Protocol for: Dynamic X-ray Imaging of Iodinated Contrast-Agent Clearance
Abstract or Description:

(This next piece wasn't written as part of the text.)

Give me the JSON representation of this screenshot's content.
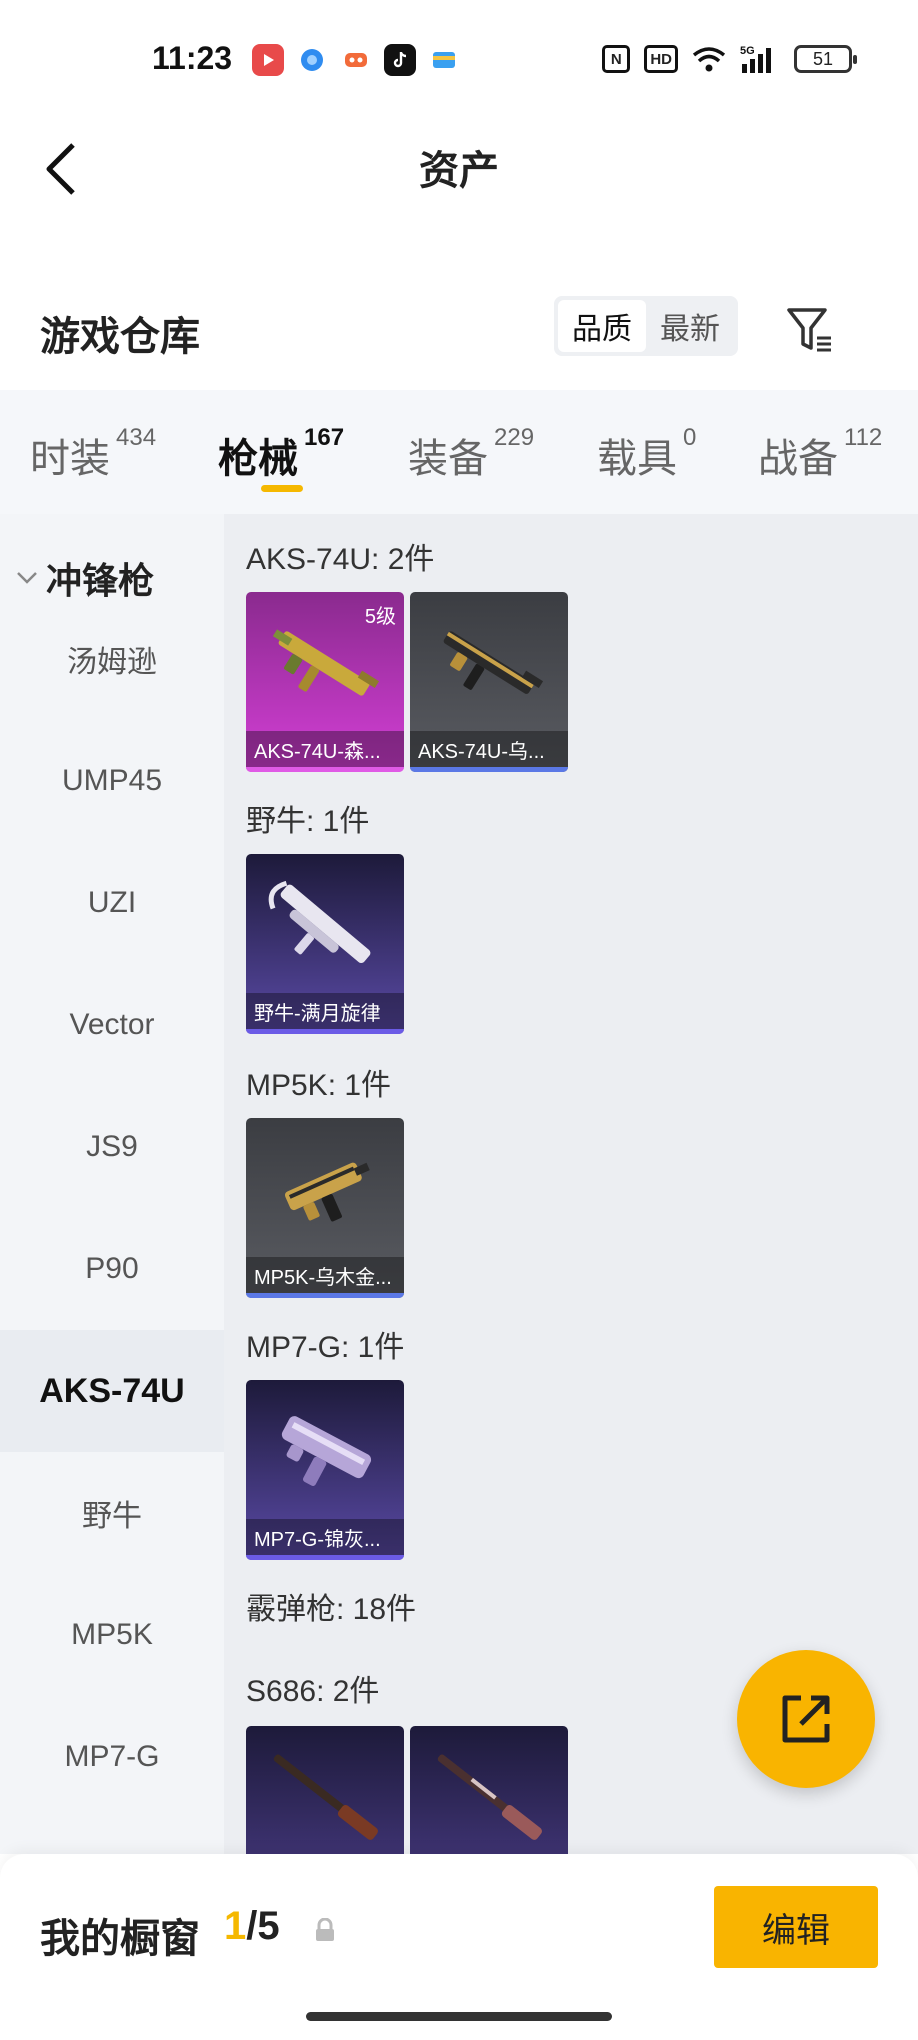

Chronic kidney disease (CKD) currently affects approximately 23 million people in the United States alone.As such, scientists are actively researching ways to treat and slow the progression of such ailments. The primary means of studying the onset and progression of CKD and other renal disorders is to measure the glomerular filtration rate (GFR). Current methods of measuring kidney function involve the observation of creatinine and inulin clearance. Progression of CKD presents with a reduction in GFR, as measured by reduced creatinine and inulin clearance rates. Studies utilizing nonradioactive iodine X-ray contrast media have more recently been used in order to measure renal insufficiency. Iodinated contrast agents are a reliable measure of GFR through a bolus injection followed by blood sampling. This technique is used both in laboratory rats and in the clinic because the rate of contrast agent clearance can be measured reproducibly. Furthermore, administration of iodinated X-ray contrast media (iodixanol) produces no major changes in glomerular filtration rate and is a safe diagnostic tool in patients with kidney functions ranging from normal to end-stage renal disease.